» **Task description**
Could you count the lines in the data that contain "duration"? Reply with the number only.

» **The data**
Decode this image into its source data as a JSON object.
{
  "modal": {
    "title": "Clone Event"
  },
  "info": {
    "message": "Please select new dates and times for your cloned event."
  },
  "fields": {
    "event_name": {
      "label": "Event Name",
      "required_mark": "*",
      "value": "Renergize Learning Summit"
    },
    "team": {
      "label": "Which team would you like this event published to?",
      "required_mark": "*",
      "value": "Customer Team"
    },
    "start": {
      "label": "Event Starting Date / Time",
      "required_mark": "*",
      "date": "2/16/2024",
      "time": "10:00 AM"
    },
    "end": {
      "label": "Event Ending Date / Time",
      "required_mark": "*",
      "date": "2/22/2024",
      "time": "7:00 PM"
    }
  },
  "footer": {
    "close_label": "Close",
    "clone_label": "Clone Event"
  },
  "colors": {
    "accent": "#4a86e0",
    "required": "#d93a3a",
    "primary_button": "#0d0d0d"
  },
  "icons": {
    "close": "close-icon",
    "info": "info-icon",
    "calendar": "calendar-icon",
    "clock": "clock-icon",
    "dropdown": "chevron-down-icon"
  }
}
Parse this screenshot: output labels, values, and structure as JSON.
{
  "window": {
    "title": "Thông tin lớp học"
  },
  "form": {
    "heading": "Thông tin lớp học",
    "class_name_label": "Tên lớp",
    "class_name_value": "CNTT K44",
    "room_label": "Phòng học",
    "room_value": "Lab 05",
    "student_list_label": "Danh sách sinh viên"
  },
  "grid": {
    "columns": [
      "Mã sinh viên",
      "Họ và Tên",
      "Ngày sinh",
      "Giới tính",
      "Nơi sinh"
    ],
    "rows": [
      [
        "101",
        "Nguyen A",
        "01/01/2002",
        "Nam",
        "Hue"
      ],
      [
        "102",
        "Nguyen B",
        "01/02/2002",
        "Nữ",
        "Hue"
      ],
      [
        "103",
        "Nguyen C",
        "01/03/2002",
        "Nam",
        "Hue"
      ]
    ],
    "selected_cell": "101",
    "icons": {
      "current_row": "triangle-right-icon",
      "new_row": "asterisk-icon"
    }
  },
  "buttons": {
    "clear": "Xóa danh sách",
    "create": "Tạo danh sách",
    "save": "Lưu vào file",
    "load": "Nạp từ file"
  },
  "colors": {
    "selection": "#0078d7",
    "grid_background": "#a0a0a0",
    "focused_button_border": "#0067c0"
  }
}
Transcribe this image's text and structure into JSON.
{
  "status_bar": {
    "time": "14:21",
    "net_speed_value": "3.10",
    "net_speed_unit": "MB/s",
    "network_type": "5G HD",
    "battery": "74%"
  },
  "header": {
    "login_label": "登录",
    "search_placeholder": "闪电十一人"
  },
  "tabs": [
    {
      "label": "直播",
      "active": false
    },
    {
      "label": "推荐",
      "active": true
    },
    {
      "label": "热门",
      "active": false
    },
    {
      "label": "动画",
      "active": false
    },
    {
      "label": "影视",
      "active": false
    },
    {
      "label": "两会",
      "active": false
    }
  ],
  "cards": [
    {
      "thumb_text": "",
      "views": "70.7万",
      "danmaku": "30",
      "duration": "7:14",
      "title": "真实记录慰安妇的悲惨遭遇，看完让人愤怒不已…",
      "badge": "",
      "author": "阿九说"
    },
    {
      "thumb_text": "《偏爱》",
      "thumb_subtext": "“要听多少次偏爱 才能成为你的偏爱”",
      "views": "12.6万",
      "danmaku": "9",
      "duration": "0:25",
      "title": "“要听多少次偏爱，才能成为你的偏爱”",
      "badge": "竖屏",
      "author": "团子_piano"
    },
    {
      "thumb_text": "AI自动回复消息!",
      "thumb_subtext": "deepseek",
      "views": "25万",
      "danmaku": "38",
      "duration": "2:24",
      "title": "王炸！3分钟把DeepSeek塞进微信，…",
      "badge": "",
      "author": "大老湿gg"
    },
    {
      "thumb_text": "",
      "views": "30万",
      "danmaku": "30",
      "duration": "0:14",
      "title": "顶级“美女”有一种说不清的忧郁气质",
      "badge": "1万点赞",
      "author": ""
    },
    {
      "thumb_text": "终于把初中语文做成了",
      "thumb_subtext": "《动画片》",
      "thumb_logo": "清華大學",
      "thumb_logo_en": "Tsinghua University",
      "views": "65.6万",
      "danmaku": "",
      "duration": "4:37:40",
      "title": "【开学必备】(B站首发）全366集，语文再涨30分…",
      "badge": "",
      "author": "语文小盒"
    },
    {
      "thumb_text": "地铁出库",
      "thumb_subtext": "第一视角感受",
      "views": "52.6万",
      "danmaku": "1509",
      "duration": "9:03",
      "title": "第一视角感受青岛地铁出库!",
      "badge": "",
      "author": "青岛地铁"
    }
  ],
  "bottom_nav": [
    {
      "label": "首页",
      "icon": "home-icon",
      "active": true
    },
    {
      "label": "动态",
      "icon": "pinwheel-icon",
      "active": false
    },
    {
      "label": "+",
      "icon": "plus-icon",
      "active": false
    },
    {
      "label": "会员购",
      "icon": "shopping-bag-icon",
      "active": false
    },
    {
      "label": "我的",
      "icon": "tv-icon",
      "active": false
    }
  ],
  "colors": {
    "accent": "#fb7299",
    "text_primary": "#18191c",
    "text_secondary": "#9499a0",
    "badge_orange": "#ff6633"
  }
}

» **Exercise output**
6